My mother Clara, was an Olympian in spirit and potentially in reality. Her achievements in swimming and diving were noticed by her teachers early in high school. She was asked to assist the teacher with class swimming lessons and invited to train for the Olympic diving team. Unfortunately, it required travel that was too costly for the family at that time.
Her physical activity continued throughout her life, including calisthenics with the grandkids, cartwheeling across the front lawn, bike riding and yoga. My daughter and I signed up for a yoga class and Mom was happy to try it. She was the most limber of the three of us and she had to be in her 70’s at the time.
Mom said she felt like an eternal 18-year-old in her mind and that parlayed into a youthful outlook on life and no limitations as to what she would do and try. One time, her young friends from work invited her to vacation with them in Cancun, even though she was several decades older than most of them. They promised to keep what happened in Mexico private, but later pictures emerged. Apparently, an exotic drink induced her to silliness that she swore she doesn’t remember to this day.
My brother’s friend, who was about 18-years-old at the time, ate dinner with us every night for at least a year after his parents suddenly passed away. Not only was her table always filled, so were her beds. She invited family members and friends alike to stay, even when there was only room in the basement. My friend stayed with Mom and Dad for months after her own mother died. She needed some love and time to readjust. A cousin also lived with them for quite a while until he was able to find work and his own apartment. Grandma also came for extended visits, as she moved about the family. No wonder my father drank…
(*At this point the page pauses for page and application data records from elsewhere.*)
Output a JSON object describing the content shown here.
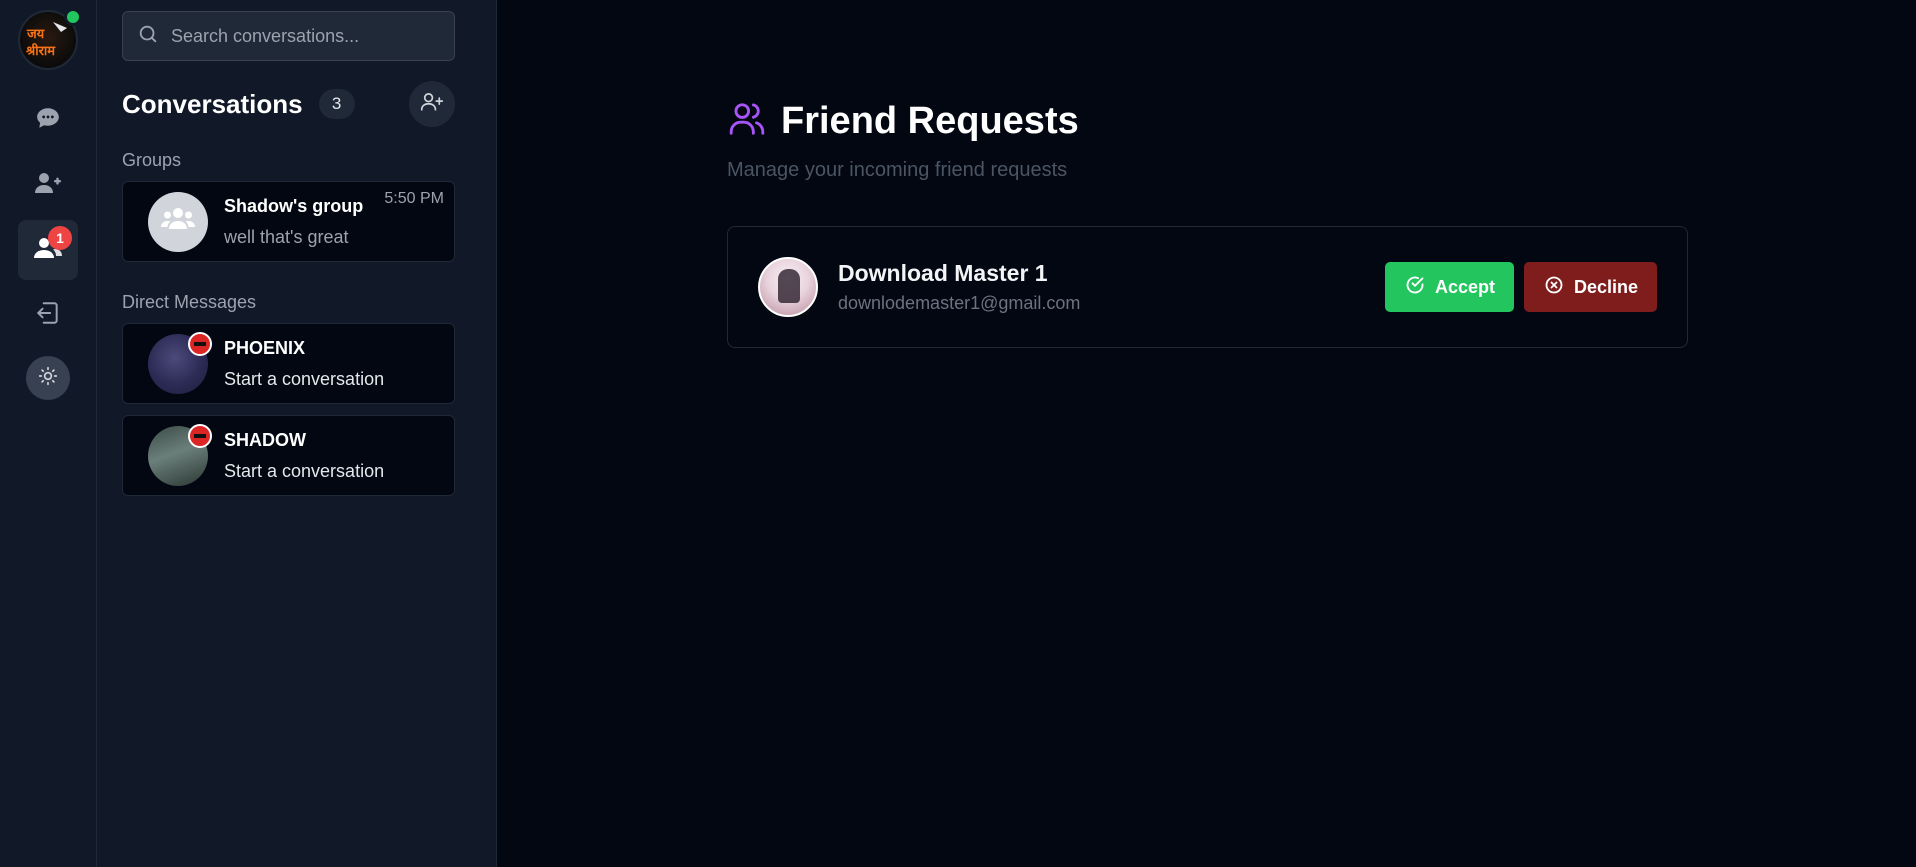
{
  "rail": {
    "logo_text": "जय श्रीराम",
    "friends_badge": "1"
  },
  "sidebar": {
    "search_placeholder": "Search conversations...",
    "title": "Conversations",
    "count": "3",
    "groups_label": "Groups",
    "dm_label": "Direct Messages",
    "groups": [
      {
        "name": "Shadow's group",
        "preview": "well that's great",
        "time": "5:50 PM"
      }
    ],
    "direct_messages": [
      {
        "name": "PHOENIX",
        "preview": "Start a conversation"
      },
      {
        "name": "SHADOW",
        "preview": "Start a conversation"
      }
    ]
  },
  "main": {
    "title": "Friend Requests",
    "subtitle": "Manage your incoming friend requests",
    "requests": [
      {
        "name": "Download Master 1",
        "email": "downlodemaster1@gmail.com",
        "accept_label": "Accept",
        "decline_label": "Decline"
      }
    ]
  },
  "colors": {
    "accent_purple": "#a855f7",
    "accept_green": "#22c55e",
    "decline_red": "#7f1d1d",
    "badge_red": "#ef4444",
    "online_green": "#22c55e"
  }
}
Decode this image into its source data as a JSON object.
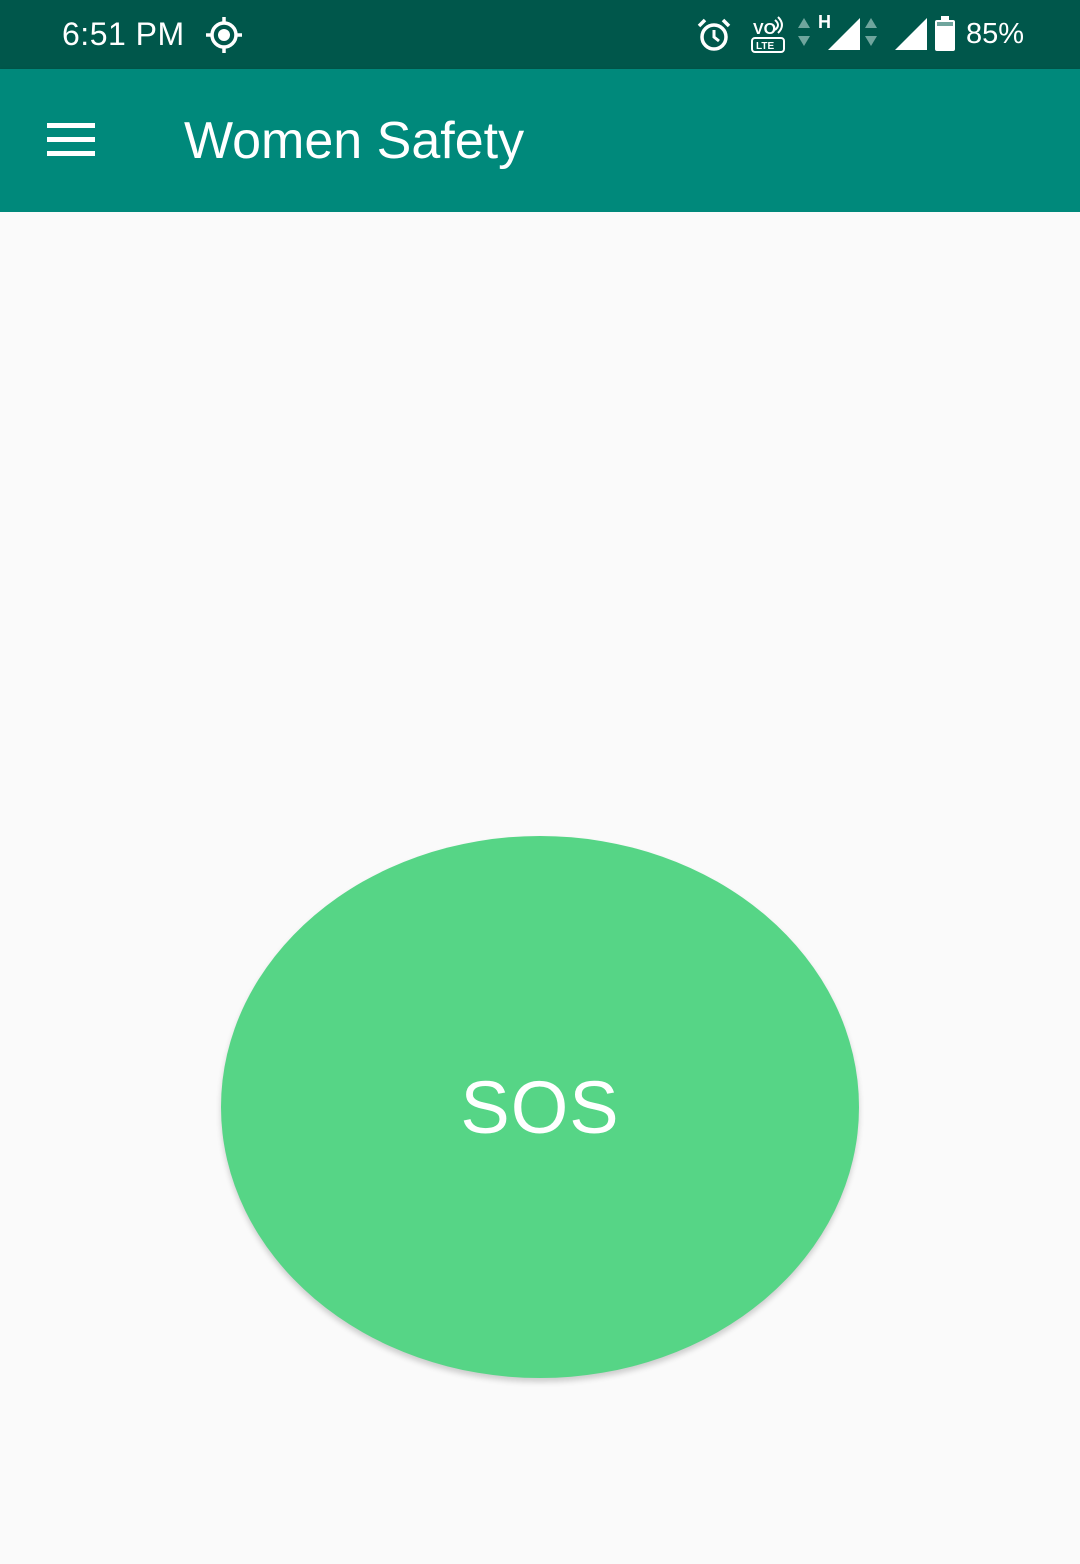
{
  "status_bar": {
    "time": "6:51 PM",
    "battery_percent": "85%",
    "network_type": "H",
    "volte_label": "VO",
    "lte_label": "LTE",
    "icons": [
      "location-icon",
      "alarm-icon",
      "volte-icon",
      "signal-icon",
      "battery-icon"
    ],
    "background_color": "#00574b"
  },
  "app_bar": {
    "title": "Women Safety",
    "background_color": "#00897b",
    "menu_icon": "hamburger-menu-icon"
  },
  "main": {
    "sos_label": "SOS",
    "sos_color": "#56d586"
  }
}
The most interesting boarder came after Dad passed away and Mom was living in an apartment complex. Her neighbor’s husband frequently traveled and his wife was afraid to stay by herself. They were from India and the husband asked Mom if his wife could sleep at her apartment while he was away. The problem was, Mom didn’t know her other than to wave and say hello and the woman didn’t speak English. Of course, Mom said yes and the woman would show up with her pillow and blanket. They would have tea together and Mom would try to teach her English. Eventually, they moved but would still bring presents for Mom from their travels.
This youthful, loving spirit is alive and well to this day. Her fellow assisted living residents, marvel at her physical and mental condition. She is intent on becoming a centenarian and has only two years to go! I believe her attitude, good nutrition, exercise and her vinegar tonics have brought her this far and will keep her chugging along.